Could you write out each of the records below exactly?

=== DATA TO USE ===

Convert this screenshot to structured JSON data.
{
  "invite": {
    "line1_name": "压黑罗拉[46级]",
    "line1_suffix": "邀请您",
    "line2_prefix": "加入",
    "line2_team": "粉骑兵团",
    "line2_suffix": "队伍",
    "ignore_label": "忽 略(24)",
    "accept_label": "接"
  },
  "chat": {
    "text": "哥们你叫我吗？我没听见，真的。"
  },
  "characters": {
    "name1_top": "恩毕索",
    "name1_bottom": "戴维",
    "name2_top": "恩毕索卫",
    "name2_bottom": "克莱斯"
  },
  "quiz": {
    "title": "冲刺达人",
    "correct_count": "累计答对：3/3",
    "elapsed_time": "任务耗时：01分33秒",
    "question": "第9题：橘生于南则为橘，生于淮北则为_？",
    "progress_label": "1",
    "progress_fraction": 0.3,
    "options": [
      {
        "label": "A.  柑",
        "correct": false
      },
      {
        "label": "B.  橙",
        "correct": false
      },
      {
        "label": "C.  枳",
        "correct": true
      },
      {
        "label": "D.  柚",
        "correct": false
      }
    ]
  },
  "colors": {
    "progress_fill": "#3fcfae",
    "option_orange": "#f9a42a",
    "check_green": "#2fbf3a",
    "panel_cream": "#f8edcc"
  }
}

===

THE COMPLETED TASK:
Convert this screenshot to structured JSON data.
{
  "invite": {
    "line1_name": "压黑罗拉[46级]",
    "line1_suffix": "邀请您",
    "line2_prefix": "加入",
    "line2_team": "粉骑兵团",
    "line2_suffix": "队伍",
    "ignore_label": "忽 略(24)",
    "accept_label": "接"
  },
  "chat": {
    "text": "哥们你叫我吗？我没听见，真的。"
  },
  "characters": {
    "name1_top": "恩毕索",
    "name1_bottom": "戴维",
    "name2_top": "恩毕索卫",
    "name2_bottom": "克莱斯"
  },
  "quiz": {
    "title": "冲刺达人",
    "correct_count": "累计答对：3/3",
    "elapsed_time": "任务耗时：01分33秒",
    "question": "第9题：橘生于南则为橘，生于淮北则为_？",
    "progress_label": "1",
    "progress_fraction": 0.3,
    "options": [
      {
        "label": "A.  柑",
        "correct": false
      },
      {
        "label": "B.  橙",
        "correct": false
      },
      {
        "label": "C.  枳",
        "correct": true
      },
      {
        "label": "D.  柚",
        "correct": false
      }
    ]
  },
  "colors": {
    "progress_fill": "#3fcfae",
    "option_orange": "#f9a42a",
    "check_green": "#2fbf3a",
    "panel_cream": "#f8edcc"
  }
}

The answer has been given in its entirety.